Clarke joined the Army in 1916 during World War I and also served during World War II and the Korean War. In his work for the Military Intelligence Division he in 1943 was instrumental in starting the Venona project.[2] Later he ignored an order to destroy all records of Soviet espionage that were collected in this project. During the Korean War he commanded forces in Osaka, Japan. Late in his career he also worked as an assistant to Allen W. Dulles, then Director of Central Intelligence. He retired in 1954.[1]

In a 1959 interview, he said he disagreed with the decision to drop atomic bombings on Japan at the end of World War II, believing it unnecessary as Japan was:

"...down to an abject surrender through the accelerated sinking of their merchant marine and hunger alone, and when we didn't need to do it, and we knew we didn't need to do it, and they knew we knew we didn't need to do it, we used them as an experiment for two atomic bombs."[3][4]

Personal lifeEdit

General Clarke was married to Jessie Clarke and had a son, Carter Clarke Jr. (born c. 1928), and two grandchildren. Carter Clarke Jr. is a retired United States Army brigadier general who in 1996 founded Gemesis Corporation, the largest manufacturer of gem-quality synthetic diamonds.[5]

ReferencesEdit

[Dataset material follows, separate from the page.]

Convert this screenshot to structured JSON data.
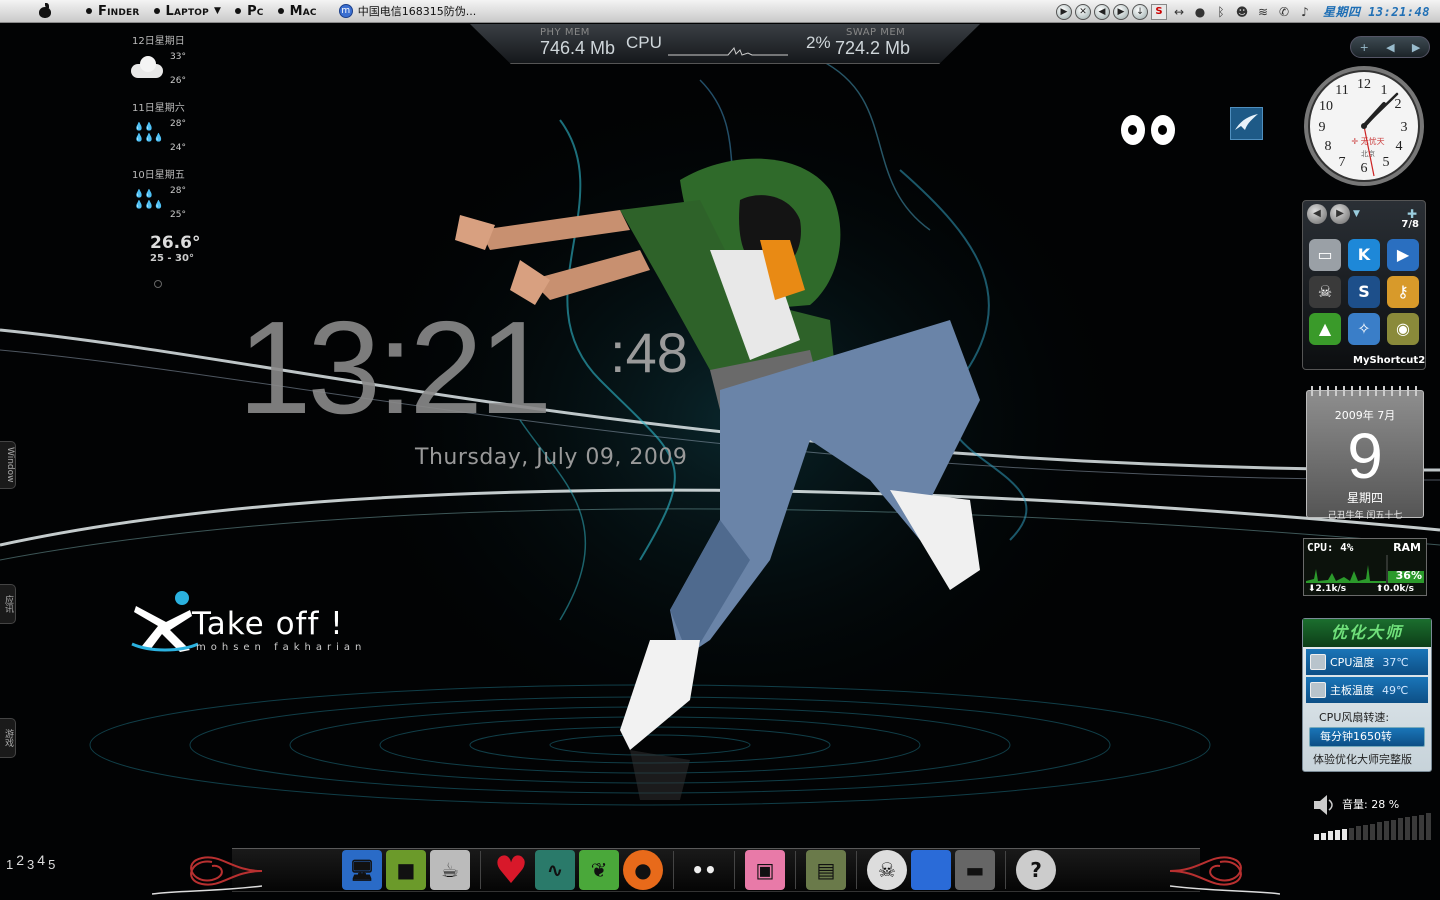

  1. ^ a b c Carter W. Clarke Dies at 90; An Army Intelligence Officer September 7, 1987 New York Times
  2. ^ [Archive New York Times, https://archive.nytimes.com/www.nytimes.com/books/first/h/haynes-venona.html?_r=1]
  3. ^ The Untold History of the United States Page 177 Oliver Stone, Peter Kuznick 2012
  4. ^ The Decision to Use the Atomic Bomb by Gar Alperovitz
  5. ^ Wired.com